» **Material for this exercise**
⟨
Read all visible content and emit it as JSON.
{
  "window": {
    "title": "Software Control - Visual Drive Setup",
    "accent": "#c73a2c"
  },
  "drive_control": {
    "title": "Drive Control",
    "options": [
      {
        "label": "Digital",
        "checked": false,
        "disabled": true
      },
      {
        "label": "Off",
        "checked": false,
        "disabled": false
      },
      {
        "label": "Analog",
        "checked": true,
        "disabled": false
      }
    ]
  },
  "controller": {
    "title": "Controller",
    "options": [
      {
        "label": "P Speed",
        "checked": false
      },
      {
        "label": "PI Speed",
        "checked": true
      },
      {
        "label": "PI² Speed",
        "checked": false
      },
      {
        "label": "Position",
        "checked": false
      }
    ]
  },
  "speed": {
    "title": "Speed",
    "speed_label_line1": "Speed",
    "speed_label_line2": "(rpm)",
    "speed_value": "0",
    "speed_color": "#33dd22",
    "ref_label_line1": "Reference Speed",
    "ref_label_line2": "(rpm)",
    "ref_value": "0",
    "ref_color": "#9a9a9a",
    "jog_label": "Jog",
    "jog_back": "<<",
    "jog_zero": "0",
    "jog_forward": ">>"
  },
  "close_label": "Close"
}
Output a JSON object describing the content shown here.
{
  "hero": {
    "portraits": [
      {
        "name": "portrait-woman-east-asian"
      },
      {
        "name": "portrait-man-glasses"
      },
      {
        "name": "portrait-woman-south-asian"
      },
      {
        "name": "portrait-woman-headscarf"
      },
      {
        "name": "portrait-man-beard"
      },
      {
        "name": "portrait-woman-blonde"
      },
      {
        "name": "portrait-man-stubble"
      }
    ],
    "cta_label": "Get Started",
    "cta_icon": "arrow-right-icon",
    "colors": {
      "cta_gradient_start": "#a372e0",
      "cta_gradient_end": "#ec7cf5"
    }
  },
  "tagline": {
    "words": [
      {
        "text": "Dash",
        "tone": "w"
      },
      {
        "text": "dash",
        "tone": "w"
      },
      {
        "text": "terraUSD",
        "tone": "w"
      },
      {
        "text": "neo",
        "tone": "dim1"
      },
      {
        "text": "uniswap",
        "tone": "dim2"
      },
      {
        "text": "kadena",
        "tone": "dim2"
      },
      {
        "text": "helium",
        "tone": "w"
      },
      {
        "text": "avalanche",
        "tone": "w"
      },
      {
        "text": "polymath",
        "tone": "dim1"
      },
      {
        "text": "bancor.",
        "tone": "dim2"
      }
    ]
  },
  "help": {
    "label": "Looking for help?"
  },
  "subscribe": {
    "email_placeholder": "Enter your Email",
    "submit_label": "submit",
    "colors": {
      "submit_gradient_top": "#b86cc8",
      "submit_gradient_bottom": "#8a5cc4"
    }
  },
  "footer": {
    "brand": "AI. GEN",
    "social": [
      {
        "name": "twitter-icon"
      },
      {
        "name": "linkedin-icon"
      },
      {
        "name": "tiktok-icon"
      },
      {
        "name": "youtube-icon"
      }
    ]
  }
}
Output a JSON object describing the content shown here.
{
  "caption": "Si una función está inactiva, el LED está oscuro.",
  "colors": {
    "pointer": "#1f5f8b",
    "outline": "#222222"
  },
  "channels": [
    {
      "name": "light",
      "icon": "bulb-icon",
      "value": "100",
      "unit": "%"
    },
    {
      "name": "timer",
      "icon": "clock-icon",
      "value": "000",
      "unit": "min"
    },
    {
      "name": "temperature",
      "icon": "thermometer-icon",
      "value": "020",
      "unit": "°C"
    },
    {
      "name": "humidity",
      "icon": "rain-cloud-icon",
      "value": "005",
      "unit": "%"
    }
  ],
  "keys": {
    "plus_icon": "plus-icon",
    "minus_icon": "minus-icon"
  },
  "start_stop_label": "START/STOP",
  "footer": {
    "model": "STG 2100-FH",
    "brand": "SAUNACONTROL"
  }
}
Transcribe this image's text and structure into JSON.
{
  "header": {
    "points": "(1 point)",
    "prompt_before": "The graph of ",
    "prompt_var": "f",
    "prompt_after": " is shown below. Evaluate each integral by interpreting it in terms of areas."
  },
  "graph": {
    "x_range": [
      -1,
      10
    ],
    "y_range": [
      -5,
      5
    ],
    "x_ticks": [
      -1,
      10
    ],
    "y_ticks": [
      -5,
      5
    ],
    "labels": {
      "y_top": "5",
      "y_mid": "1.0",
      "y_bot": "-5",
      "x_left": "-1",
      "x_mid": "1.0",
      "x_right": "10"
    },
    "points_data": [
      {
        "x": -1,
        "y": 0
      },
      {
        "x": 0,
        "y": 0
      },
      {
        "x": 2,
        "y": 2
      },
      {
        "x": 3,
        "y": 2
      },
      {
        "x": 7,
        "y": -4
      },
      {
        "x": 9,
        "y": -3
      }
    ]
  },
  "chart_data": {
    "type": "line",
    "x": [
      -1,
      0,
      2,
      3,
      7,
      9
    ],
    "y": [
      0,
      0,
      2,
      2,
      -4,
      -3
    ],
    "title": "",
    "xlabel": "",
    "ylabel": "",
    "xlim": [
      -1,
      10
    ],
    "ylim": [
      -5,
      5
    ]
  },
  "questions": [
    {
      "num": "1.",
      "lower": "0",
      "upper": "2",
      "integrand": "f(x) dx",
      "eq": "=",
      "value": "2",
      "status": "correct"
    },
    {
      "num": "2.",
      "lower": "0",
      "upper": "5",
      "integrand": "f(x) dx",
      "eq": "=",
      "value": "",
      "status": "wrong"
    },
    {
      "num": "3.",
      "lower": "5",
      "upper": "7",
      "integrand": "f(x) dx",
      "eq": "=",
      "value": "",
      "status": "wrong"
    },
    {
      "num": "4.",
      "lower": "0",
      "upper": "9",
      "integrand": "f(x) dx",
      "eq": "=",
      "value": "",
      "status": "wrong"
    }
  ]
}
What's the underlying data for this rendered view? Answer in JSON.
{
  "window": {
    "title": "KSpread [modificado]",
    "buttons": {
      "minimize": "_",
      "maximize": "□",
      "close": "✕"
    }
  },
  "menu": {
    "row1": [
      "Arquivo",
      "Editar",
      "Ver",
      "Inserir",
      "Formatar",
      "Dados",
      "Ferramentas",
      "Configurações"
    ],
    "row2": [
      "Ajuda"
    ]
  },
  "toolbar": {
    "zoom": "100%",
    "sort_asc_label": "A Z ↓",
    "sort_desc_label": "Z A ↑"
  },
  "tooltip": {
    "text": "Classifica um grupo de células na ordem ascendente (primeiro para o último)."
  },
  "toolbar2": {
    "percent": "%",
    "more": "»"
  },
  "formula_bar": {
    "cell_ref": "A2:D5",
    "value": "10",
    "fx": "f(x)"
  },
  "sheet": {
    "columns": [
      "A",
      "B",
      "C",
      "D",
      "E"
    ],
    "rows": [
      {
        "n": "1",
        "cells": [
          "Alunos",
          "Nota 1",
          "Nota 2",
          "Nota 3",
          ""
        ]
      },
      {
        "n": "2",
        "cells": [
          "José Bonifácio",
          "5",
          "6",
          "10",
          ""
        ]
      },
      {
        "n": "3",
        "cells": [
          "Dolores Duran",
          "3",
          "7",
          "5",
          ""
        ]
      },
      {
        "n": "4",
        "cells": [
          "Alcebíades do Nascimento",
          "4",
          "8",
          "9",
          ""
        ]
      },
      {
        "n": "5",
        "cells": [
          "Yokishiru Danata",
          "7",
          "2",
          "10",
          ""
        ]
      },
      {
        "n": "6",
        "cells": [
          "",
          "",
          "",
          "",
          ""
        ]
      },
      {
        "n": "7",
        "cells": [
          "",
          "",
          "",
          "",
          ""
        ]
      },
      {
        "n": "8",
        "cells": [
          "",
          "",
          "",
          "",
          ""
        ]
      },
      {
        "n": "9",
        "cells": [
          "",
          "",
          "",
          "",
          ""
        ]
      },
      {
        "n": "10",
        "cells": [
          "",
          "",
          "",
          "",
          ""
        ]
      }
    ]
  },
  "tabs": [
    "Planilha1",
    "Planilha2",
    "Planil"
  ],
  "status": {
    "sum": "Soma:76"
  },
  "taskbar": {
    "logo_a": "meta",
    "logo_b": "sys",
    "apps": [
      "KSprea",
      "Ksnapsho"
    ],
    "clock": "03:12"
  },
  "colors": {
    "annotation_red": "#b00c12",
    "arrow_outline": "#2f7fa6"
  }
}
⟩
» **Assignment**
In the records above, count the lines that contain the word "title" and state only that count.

» **Problem solution**
6